Amazing Boy Girl Paradox

In a country, where people only want boys, every family continues to have children until they have a boy. If they have a girl, they have another child. If they have a boy, they stop. Who will be more in the country(boys or girls)? Intuitively, I and many of my friends thought it to be boys. Which seems fine as the society favours boys. But calculation shows that they would be equal. How? Suppose there are N couples. Note that each couple would have exactly one boy. So, no. of boys born is equal to N. Counting the no. of girls. N/2 parents would have no girl child.
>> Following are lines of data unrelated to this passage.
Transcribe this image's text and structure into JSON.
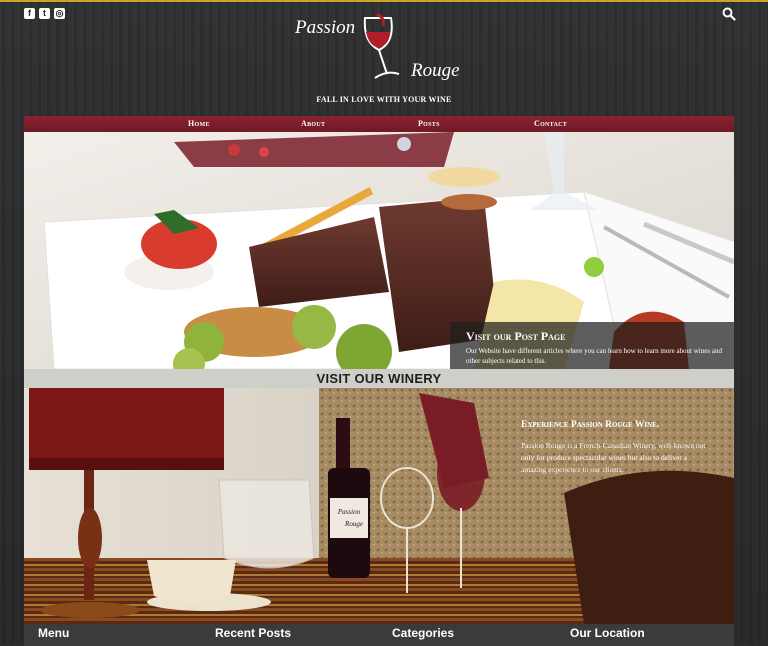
{
  "header": {
    "logo_line1": "Passion",
    "logo_line2": "Rouge",
    "tagline": "FALL IN LOVE WITH YOUR WINE",
    "social": [
      {
        "icon": "facebook-icon",
        "glyph": "f"
      },
      {
        "icon": "twitter-icon",
        "glyph": "t"
      },
      {
        "icon": "instagram-icon",
        "glyph": "◎"
      }
    ],
    "search_icon": "search-icon"
  },
  "nav": {
    "items": [
      "Home",
      "About",
      "Posts",
      "Contact"
    ]
  },
  "hero": {
    "caption_title": "Visit our Post Page",
    "caption_text": "Our Website have different articles where you can learn how to learn more about wines and other subjects related to this."
  },
  "winery": {
    "banner": "VISIT OUR WINERY",
    "title": "Experience Passion Rouge Wine.",
    "text": "Passion Rouge is a French-Canadian Winery, well-known not only for produce spectacular wines but also to deliver a amazing experience to our clients.",
    "bottle_label_line1": "Passion",
    "bottle_label_line2": "Rouge"
  },
  "footer": {
    "menu": "Menu",
    "recent_posts": "Recent Posts",
    "categories": "Categories",
    "location": "Our Location"
  },
  "colors": {
    "nav_bg": "#7c1f2b",
    "page_bg": "#2a2b2d",
    "accent_gold": "#c9a227"
  }
}
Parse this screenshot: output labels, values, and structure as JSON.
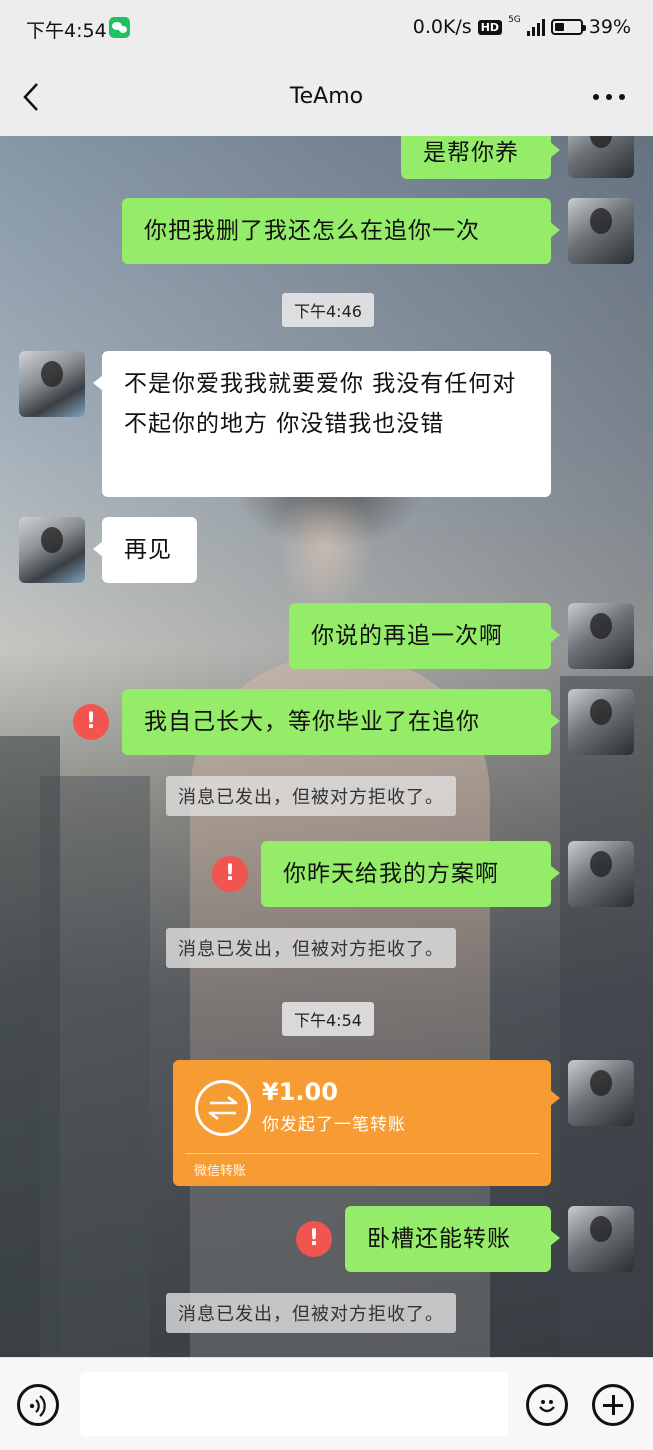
{
  "status_bar": {
    "time": "下午4:54",
    "network_speed": "0.0K/s",
    "hd_label": "HD",
    "signal_label": "5G",
    "battery": "39%"
  },
  "header": {
    "title": "TeAmo",
    "back_icon": "chevron-left-icon",
    "more_icon": "more-dots-icon"
  },
  "chat": {
    "messages": [
      {
        "side": "right",
        "text": "是帮你养"
      },
      {
        "side": "right",
        "text": "你把我删了我还怎么在追你一次"
      },
      {
        "type": "time",
        "text": "下午4:46"
      },
      {
        "side": "left",
        "text": "不是你爱我我就要爱你 我没有任何对不起你的地方 你没错我也没错"
      },
      {
        "side": "left",
        "text": "再见"
      },
      {
        "side": "right",
        "text": "你说的再追一次啊"
      },
      {
        "side": "right",
        "text": "我自己长大，等你毕业了在追你",
        "failed": true
      },
      {
        "type": "system",
        "text": "消息已发出，但被对方拒收了。"
      },
      {
        "side": "right",
        "text": "你昨天给我的方案啊",
        "failed": true
      },
      {
        "type": "system",
        "text": "消息已发出，但被对方拒收了。"
      },
      {
        "type": "time",
        "text": "下午4:54"
      },
      {
        "side": "right",
        "type": "transfer",
        "amount": "¥1.00",
        "desc": "你发起了一笔转账",
        "footer": "微信转账"
      },
      {
        "side": "right",
        "text": "卧槽还能转账",
        "failed": true
      },
      {
        "type": "system",
        "text": "消息已发出，但被对方拒收了。"
      }
    ],
    "failed_icon_text": "!"
  },
  "input_bar": {
    "value": "",
    "placeholder": "",
    "voice_icon": "voice-icon",
    "emoji_icon": "emoji-icon",
    "add_icon": "plus-icon"
  },
  "colors": {
    "sent_bubble": "#95ec69",
    "received_bubble": "#ffffff",
    "transfer_card": "#f79c32",
    "failed_badge": "#f2544f",
    "bar_background": "#ededed"
  }
}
N/4 would have exactly 1 girl child, N/8 would have exactly two girl children, N/16 would have exactly 3 girl children and so on.... So, Expected no. of girls from N couples would be S: S = 1*N/4 + 2*N/8 + 3*N/16 + 4*N/32 + .......... 2S = N/2 + 2*N/4 + 3*N/8 + 4*N/16 + 5*N/32 + ............. So, S = N/2 + N/4 + N/8 + N/16 + ..... S = N So, Expected no. of boys = Expected no. of girls. Equal sex ratio. :)

Aug 3, 2009
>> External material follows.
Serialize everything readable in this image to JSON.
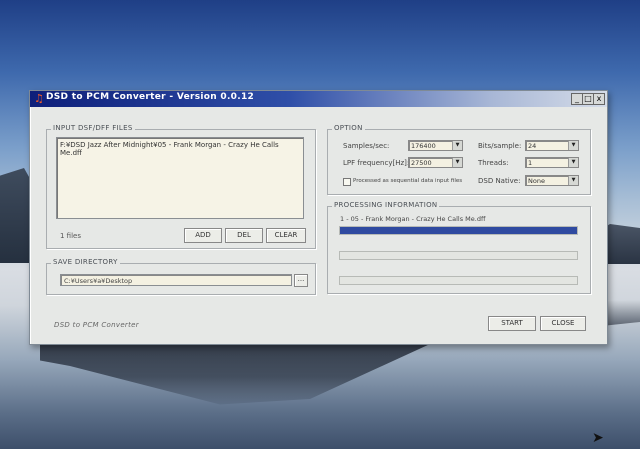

Open Source is a Must for India

India is a developing country. Most of us are seeing India's future as a developed country. Will IT play a role in this? I strongly feel "yes". I also feel that India's development would depend on the idea that how many Indians are willing to adapt to the Open Source Business Model. I present two ideas on why open source is a boon for India. The first would be on the basis of the facts suggesting that India cannot realise one laptop per child dream if it is using proprietary software. Open source is cheap, better, affordable, reliable. Open-source software meets the basic criteria of useful and affordable that people and businesses in emerging economies such as India need to adopt them. "To koi ye kyun le, wo na le". As pointed out in the red hat articles with exact numbers, open source would cut down the cost by a lot and help people realise the dream. To add to it, Indian industries are mostly small or medium scale, which adds to the need of using affordable IT products in India. Secondly, the fact that India has been only a "service-based" IT industry, is not too encouraging for me. If India has to succeed, India has to make a choice. The choice to start product based industries in India. If India has to "control" the world IT industry, it has to be developing products independently. Open source provides an even playing field to all. It is to be said here that Open Source is a business model, key term being business. It is not doing something for free (well, ya, ok). Indians can earn a lot of money using GPL. The plan is to compete with the existing companies by distributing stuff for free while still earning revenue from training, resources, donation and advertisement. All the views are entirely mine and I will be happy to answer questions and discuss more.